An antique painting serves as a tasteful conversation piece in many rooms, and many seek out Irish paintings as unique additions to interior decor. When searching for an antique Irish painting, shoppers should know how to evaluate the age of a painting, develop a knowledge of popular styles of painting used by artists during different time periods, as well as understand how to determine the condition of a piece.
Determining the Age of an Irish Painting
Estimating the age of an Irish painting often constitutes the first step in the journey to owning an antique painting. When inspecting a piece, make sure to examine the back of the piece as well as the front. The canvas facing the wall should appear yellowed with age and might include stamps or signatures that indicate when it originated. The backboard of these paintings might show some warping, and many include antique canvas stretchers that feature more support framing than newer products. Any wood should appear very aged.
Styles Reflected in Antique Irish Paintings
When evaluating an antique Irish painting, knowing some information about when certain styles rose to prominence should help. For example, many of 19th Century painters worked to capture the beauty of the Irish countryside and country life, falling in line with the "plein air" artistic trends of France and England. Artists generally created pieces rooted in realism during this time, although some incorporated the impressionist style into their work. Famous painters from this time include Nathaniel Hone, Walter Osborne, and Roderic O'Connor. One of the most influential painters, William Orpen, captured scenes using Dutch realism. His work includes famous faces of the time period as well as images of war. In the early 20th century, Irish painters like Paul Henry and William Leech seemed to lean into the impressionist style by producing landscapes with blurred lines and muted hues.
Consider the Condition of and Antique Irish Painting

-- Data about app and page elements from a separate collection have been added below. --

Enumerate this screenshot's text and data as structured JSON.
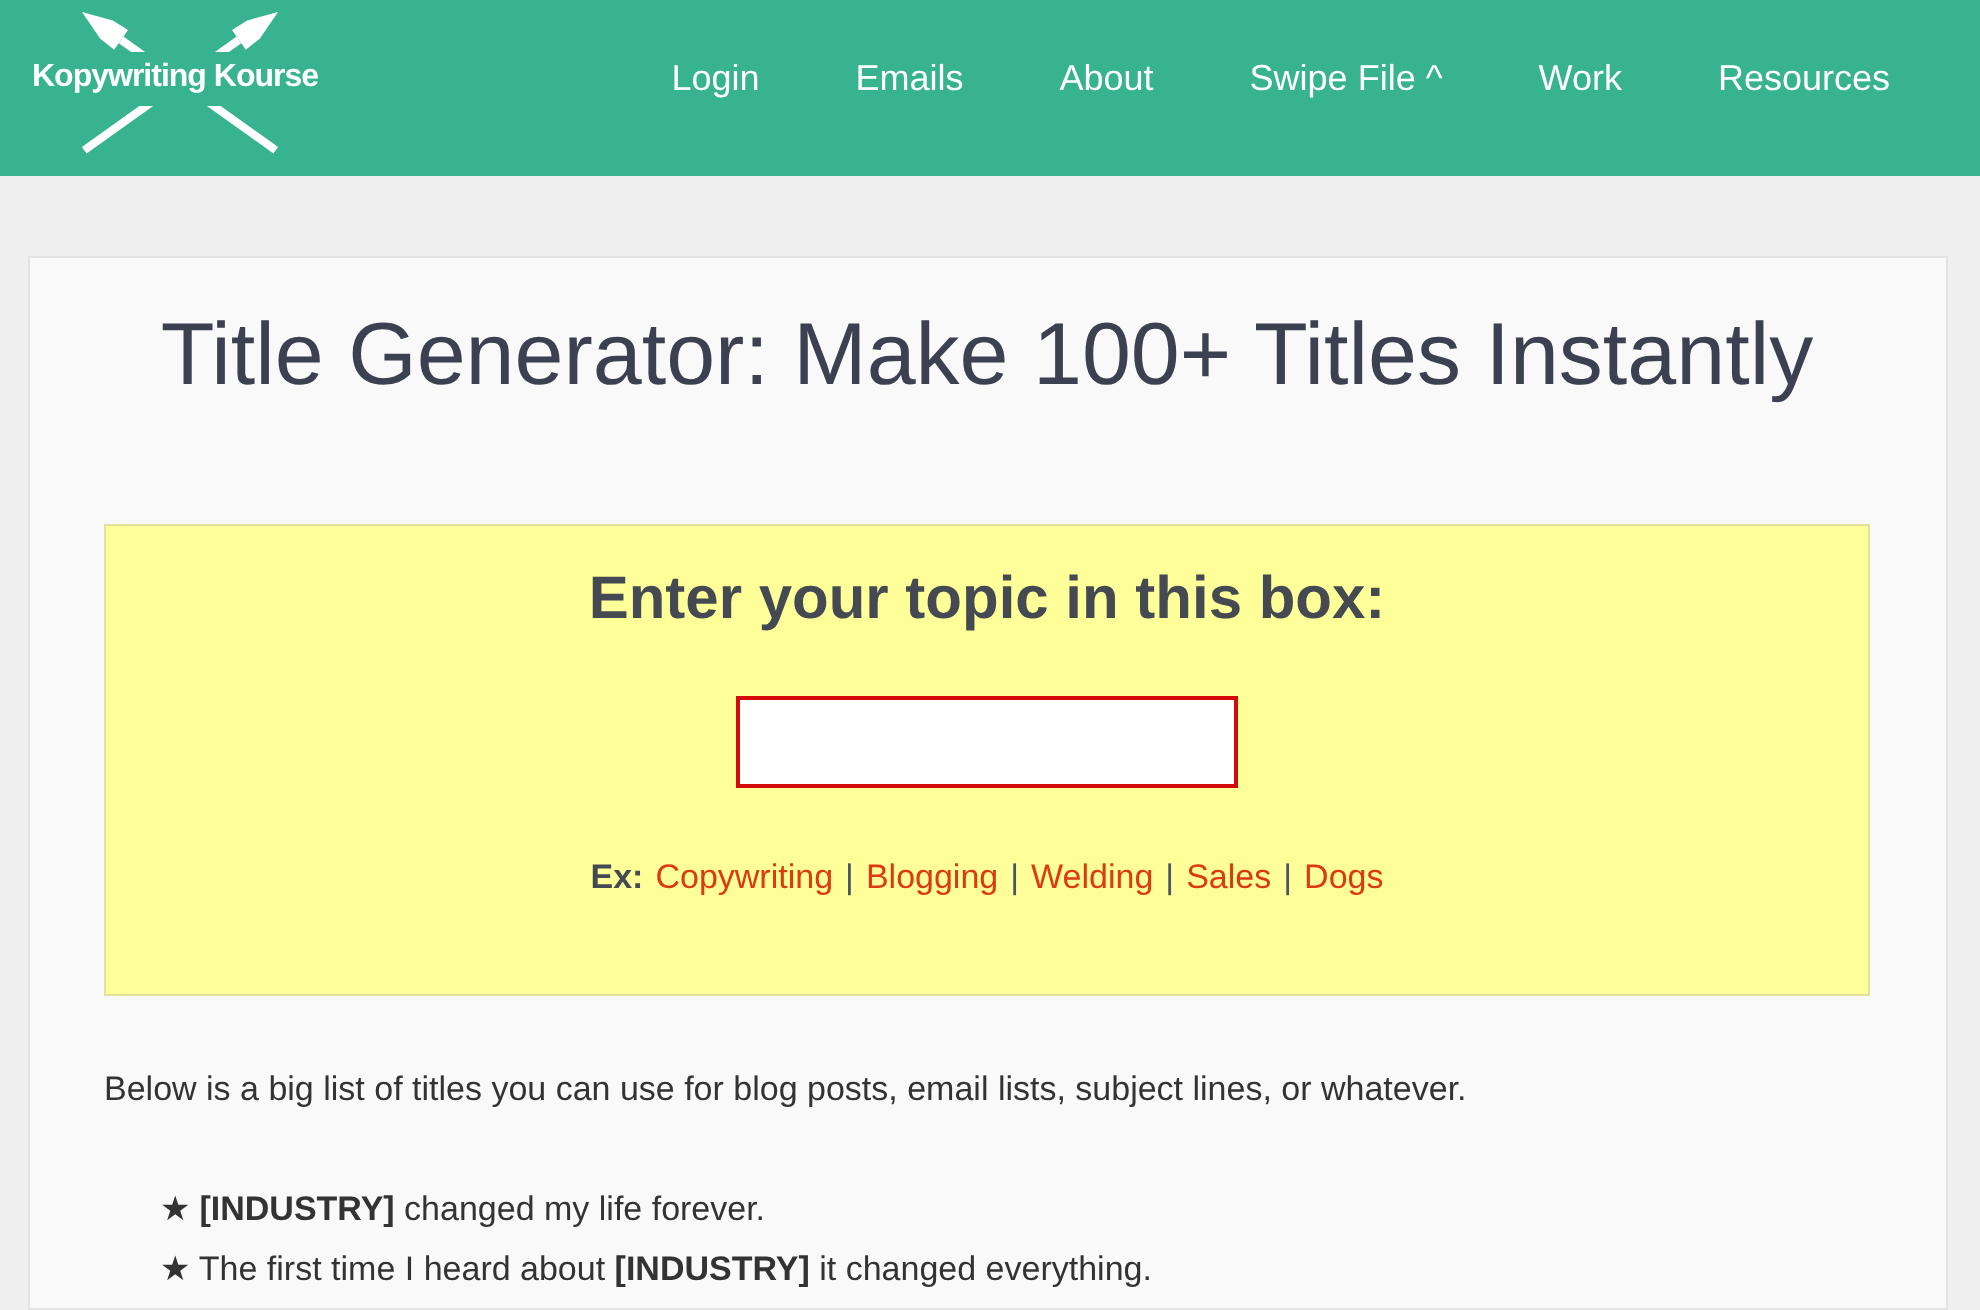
{
  "header": {
    "logo": {
      "text": "Kopywriting Kourse"
    },
    "nav": [
      "Login",
      "Emails",
      "About",
      "Swipe File ^",
      "Work",
      "Resources"
    ]
  },
  "card": {
    "title": "Title Generator: Make 100+ Titles Instantly",
    "topic_box": {
      "heading": "Enter your topic in this box:",
      "examples": {
        "label": "Ex:",
        "items": [
          {
            "kind": "link",
            "text": "Copywriting"
          },
          {
            "kind": "separator",
            "text": "|"
          },
          {
            "kind": "link",
            "text": "Blogging"
          },
          {
            "kind": "separator",
            "text": "|"
          },
          {
            "kind": "link",
            "text": "Welding"
          },
          {
            "kind": "separator",
            "text": "|"
          },
          {
            "kind": "link",
            "text": "Sales"
          },
          {
            "kind": "separator",
            "text": "|"
          },
          {
            "kind": "link",
            "text": "Dogs"
          }
        ]
      }
    },
    "intro": "Below is a big list of titles you can use for blog posts, email lists, subject lines, or whatever.",
    "titles": [
      "★ **[INDUSTRY]** changed my life forever.",
      "★ The first time I heard about **[INDUSTRY]** it changed everything."
    ]
  }
}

The condition of a painting will often dictate whether or not a potential buyer makes a purchase. Watch for cracks in the paint and discolouring. The older the piece, the more shoppers should check for damage. For a rare piece or one created by a famous Irish artist, restorative professionals might offer services that correct such damage, but it will likely cost a pretty penny. Sometimes the painting will reflect little damage, but the frame will need replacing. Make sure the mount's joints still support the painting well and are tight. If needing to reframe or remount a piece, consult a professional, as it is probably the safest route to ensuring the piece remains protected and beautifully displayed.